Adopting a child normally terminates the rights of both biological parents, ending their legally recognized relationship to the child. This is not always the case, as Indiana allows a biological parent’s spouse to adopt a child without interfering with the biological parent’s parental rights. As more and more families include step-parents, step-parent adoptions allow for the creation of a legal family unit that represents the actual family setup, and provides the child with rights and protections in the event of their biological parent’s death. Without an adoption, a step-parent who has otherwise raised a child as their own has no legally recognized rights to that child in the event of the biological parent’s death. This could result in an absentee biological parent getting custody of the child instead of the involved step-parent who has raised the child.
Indiana allows for a more streamlined process with a step-parent adoption than a non-stepparent adoption.

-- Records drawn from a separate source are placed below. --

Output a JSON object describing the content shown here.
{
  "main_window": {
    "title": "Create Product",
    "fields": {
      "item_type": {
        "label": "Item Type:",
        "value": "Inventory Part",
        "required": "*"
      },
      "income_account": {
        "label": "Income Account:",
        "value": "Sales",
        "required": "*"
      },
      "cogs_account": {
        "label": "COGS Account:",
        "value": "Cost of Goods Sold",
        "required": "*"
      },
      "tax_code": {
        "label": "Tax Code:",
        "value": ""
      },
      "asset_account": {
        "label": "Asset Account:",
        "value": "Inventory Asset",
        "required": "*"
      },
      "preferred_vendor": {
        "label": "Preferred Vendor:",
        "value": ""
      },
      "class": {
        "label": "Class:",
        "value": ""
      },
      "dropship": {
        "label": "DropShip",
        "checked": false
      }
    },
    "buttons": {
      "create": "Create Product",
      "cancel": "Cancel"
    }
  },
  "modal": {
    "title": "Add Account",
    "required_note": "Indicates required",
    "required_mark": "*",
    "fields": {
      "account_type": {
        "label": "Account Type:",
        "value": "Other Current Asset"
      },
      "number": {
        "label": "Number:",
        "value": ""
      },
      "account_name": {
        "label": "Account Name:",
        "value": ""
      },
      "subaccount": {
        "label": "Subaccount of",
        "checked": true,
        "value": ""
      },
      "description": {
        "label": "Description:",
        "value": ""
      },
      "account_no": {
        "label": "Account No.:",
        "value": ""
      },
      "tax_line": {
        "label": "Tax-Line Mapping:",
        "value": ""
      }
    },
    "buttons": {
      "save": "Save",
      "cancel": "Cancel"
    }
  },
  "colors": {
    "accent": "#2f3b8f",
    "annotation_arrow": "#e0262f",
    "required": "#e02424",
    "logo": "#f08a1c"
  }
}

While any individual adopting a child must undergo a background check, courts may waive the period of supervision and the home study in the case of step-parents adoptions. As with other avenues of adoption, an adopting step-parent must have the consent of the biological parent whose rights will be terminated, or the Court must find that the parent’s consent is not necessary. The adopting parent’s spouse, i.e. the biological parent whose rights will not terminated, must join in the petition for adoption or the biological parent must file a consent to the adoption.
If the step-parent adoption is granted by the Court, the adoptive parent will have all the same legal rights as the biological parent. This means that the child will be an heir to the adopting parent’s estate, and if the biological parent and adoptive parent were to divorce, the adoptive parent will be entitled to custody, parenting time and child support in the same manner as the biological parent.
While most commonly referred to as a “step-parent adoption,” Indiana actually allows for second parents adoptions as well. This means than the adoptive parent does not need to be legally married to the biological parent if the parties are in an otherwise committed relationship to each other. Indiana also allows for a grandparent to adopt their grandchild in the same streamlined process as a step-parent adoption. Since the governing standard for adopting a child is whether the adoption is in the best interest of the child, the court must decide in each individual case whether the adoption would be in the best interest of the child.
If you are considering a step-parent or second parent adoption, the experienced attorneys at Slotegraaf Niehoff, P.C. can assist you.